Smith's exit from Avon shocked many people, since she was crucial to the cosmetic giant's turnaround, well-liked across the company, and widely viewed as Jung's eventual successor. But "eventual" was looking to be too long from now. While Smith, who is No. 29 on Fortune's Most Powerful Women in Business list, is just 46 years old and has plenty of runway ahead, she lost patience. That's understandable since Jung, who was named Avon's CEO at age 41 a decade ago, has no plans to retire.
So now, Smith--who began her career at Morgan Stanley (MS) and then, as a Stanford MBA student, "wanted to start the next Microsoft or H-P"--is off in yet another new direction. Geographically, this time it is Manhattan to Tampa, Florida, where OSI is based. Smith plans to commute initially and then relocate with her husband and two young sons.
And though retail isn't entirely new to Smith--she's on the board of Staples (SPLS)--she'll be testing herself against her own measure of leadership. "Nothing is more important than a nimble, agile leader who is comfortable with ambiguity," she told me a few months ago.
"We have to be comfortable figuring it out as we go along," Smith added. Definitely, she's living her philosophy.
by Jessica Shambora
Who's hiring? Hardly anybody, yet. But as you dream about recovery, you'd better be thinking about how to upgrade your talent. You'll be hiring again someday. Really.
We talked about hiring at the recent Fortune Most Powerful Women Summit, where this year's theme was "Betting on the Future." A session called "Building a Standout Start-up" was led by two CEOs who are in major hiring mode. We thought we'd MOREJessica Shambora, Writer-Reporter - Oct 7, 2009 1:55 AM ET
by Jessica Shambora

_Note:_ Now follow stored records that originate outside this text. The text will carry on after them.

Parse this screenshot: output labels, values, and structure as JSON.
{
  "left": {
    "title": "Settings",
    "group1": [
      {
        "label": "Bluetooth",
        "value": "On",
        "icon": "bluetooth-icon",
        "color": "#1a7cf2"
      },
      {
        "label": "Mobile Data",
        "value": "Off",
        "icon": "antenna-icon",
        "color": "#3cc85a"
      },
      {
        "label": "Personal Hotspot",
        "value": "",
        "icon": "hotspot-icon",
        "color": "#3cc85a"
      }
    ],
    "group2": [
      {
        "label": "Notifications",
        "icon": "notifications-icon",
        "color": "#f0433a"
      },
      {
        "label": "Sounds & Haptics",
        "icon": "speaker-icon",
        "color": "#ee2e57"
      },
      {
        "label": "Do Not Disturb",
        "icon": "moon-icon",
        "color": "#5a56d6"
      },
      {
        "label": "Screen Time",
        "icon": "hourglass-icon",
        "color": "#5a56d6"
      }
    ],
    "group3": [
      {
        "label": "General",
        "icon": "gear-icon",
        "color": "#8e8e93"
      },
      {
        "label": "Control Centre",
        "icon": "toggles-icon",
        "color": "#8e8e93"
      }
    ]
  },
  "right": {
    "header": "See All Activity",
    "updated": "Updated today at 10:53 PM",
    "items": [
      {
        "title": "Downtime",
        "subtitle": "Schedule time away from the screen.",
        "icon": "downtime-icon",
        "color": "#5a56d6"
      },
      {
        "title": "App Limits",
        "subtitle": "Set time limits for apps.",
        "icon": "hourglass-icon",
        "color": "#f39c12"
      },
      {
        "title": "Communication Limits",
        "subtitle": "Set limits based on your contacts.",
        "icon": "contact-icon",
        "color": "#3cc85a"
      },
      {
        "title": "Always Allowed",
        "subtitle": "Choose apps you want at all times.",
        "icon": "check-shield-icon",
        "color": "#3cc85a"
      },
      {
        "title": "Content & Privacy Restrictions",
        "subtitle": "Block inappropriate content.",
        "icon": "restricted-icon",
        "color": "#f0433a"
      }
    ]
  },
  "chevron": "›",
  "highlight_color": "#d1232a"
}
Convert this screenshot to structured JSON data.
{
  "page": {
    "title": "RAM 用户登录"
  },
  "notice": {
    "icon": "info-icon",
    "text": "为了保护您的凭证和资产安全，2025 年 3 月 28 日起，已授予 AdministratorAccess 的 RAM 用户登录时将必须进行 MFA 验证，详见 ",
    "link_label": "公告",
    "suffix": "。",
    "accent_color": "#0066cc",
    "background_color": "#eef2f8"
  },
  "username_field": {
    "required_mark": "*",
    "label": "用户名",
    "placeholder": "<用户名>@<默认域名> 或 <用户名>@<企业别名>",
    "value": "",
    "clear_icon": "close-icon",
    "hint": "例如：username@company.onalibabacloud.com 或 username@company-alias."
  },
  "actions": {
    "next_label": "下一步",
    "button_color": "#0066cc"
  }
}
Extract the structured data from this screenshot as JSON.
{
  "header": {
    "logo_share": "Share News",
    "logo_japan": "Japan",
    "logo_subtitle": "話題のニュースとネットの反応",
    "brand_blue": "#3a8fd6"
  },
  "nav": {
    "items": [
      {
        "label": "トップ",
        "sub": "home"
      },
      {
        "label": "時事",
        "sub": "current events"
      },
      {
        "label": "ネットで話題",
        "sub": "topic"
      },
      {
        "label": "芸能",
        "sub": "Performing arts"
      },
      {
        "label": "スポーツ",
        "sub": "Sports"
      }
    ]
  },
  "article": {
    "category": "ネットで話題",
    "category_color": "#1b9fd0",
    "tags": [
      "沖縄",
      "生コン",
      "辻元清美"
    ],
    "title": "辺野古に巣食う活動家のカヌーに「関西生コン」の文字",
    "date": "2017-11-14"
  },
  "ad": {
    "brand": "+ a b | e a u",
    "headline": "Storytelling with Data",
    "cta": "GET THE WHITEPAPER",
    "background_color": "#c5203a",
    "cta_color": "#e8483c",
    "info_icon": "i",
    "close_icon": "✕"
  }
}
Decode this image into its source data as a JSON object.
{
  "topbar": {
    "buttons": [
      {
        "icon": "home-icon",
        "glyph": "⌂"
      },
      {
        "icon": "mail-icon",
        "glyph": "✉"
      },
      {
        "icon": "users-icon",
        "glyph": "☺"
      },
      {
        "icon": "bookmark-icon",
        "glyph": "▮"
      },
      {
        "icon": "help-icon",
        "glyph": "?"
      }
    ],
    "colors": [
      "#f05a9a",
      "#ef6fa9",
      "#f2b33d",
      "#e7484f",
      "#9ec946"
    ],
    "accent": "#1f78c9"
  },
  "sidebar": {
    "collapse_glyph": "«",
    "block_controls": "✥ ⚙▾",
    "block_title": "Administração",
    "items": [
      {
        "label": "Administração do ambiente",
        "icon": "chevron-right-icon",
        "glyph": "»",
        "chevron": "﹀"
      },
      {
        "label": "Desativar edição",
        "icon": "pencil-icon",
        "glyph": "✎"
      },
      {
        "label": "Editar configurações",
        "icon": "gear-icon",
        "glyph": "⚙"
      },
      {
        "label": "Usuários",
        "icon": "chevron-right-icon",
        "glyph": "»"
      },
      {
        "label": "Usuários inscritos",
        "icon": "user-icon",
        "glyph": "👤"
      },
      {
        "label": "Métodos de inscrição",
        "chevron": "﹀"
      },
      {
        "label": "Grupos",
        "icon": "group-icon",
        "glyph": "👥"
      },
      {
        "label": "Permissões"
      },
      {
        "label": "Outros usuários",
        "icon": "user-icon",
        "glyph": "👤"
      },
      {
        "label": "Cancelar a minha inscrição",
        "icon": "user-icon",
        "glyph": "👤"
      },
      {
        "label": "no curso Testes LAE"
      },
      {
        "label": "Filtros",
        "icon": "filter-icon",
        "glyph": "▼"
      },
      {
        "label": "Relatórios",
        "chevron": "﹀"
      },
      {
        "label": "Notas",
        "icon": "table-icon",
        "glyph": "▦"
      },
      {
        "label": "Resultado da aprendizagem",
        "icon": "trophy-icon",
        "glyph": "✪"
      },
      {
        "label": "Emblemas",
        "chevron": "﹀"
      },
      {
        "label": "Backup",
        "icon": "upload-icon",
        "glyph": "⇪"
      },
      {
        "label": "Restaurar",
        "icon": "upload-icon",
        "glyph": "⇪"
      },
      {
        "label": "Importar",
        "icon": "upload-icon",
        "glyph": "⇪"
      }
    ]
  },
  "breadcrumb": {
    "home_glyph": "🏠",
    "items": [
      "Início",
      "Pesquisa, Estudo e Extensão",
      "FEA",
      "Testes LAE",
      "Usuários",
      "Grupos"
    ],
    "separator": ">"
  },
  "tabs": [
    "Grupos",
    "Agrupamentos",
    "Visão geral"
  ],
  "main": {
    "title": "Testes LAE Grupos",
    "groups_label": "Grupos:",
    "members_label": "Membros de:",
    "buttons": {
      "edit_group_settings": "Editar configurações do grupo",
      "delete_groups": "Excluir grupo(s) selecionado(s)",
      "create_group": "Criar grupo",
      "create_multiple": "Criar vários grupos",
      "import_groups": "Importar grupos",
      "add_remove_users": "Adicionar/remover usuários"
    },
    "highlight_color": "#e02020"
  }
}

Some say patience is a virtue. Others say that if you want something, you have to go for it. This is the tactic Avon (AVP) president Liz Smith is taking, as the company announced today that she will step down from her post on October 30, to pursue a CEO job elsewhere. Smith, No. 29 on Fortune's Most Powerful Women list, will not be replaced, and the global MOREJessica Shambora, Writer-Reporter - Sep 17, 2009 7:06 PM ET
"Right now, nothing is more important than a nimble, agile leader, who is comfortable with ambiguity and figuring it out as they go along."
--Avon (AVP) President Liz Smith, in a discussion led by Pattie Sellers at NYU today. The panel, which also included Cece Sutton, Morgan Stanley's (MS) new retail banking president, was hosted by Forte Foundation. (To view video of the dialogue, click here.)
Smith and Sutton, both on Fortune's MOREJessica Shambora, Writer-Reporter - Jun 26, 2009 6:54 PM ET
The ouster of Bank of America's (BAC) chief risk officer, Amy Brinkley, was inevitable, as I wrote in "Behind the shakeup at BofA" on Friday.
And as I mentioned in that piece, two years ago, Fortune featured Brinkley and five other execs in "One Step Away," about rising-star Most Powerful Women on track to be CEOs of Fortune 500 companies someday. So what's happened to the other five?
One woman made it MOREPatricia Sellers - Jun 8, 2009 12:31 PM ET
I'm on the run in Washington, following meetings at the White House yesterday and a spectacular "Most Powerful Women Evening With..." dinner that Fortune hosted on Monday night in the Benjamin Franklin Room at the State Department. We had eight U.S. Senators with us--including our speakers, Senators Barbara Boxer of California and Kay Bailey Hutchison of Texas--and scores of women leaders, a touch of royalty (HM Queen Noor, who is MOREJessica Shambora, Writer-Reporter - Apr 29, 2009 3:25 PM ET
|Light bulb ban set to take effect|
|Netflix finds plenty of binge watching, but little guilt|
|Military families worry about skyrocketing grocery bill|
|Military retirees: You betrayed us, Congress|
|Ford set for most aggressive expansion in 50 years|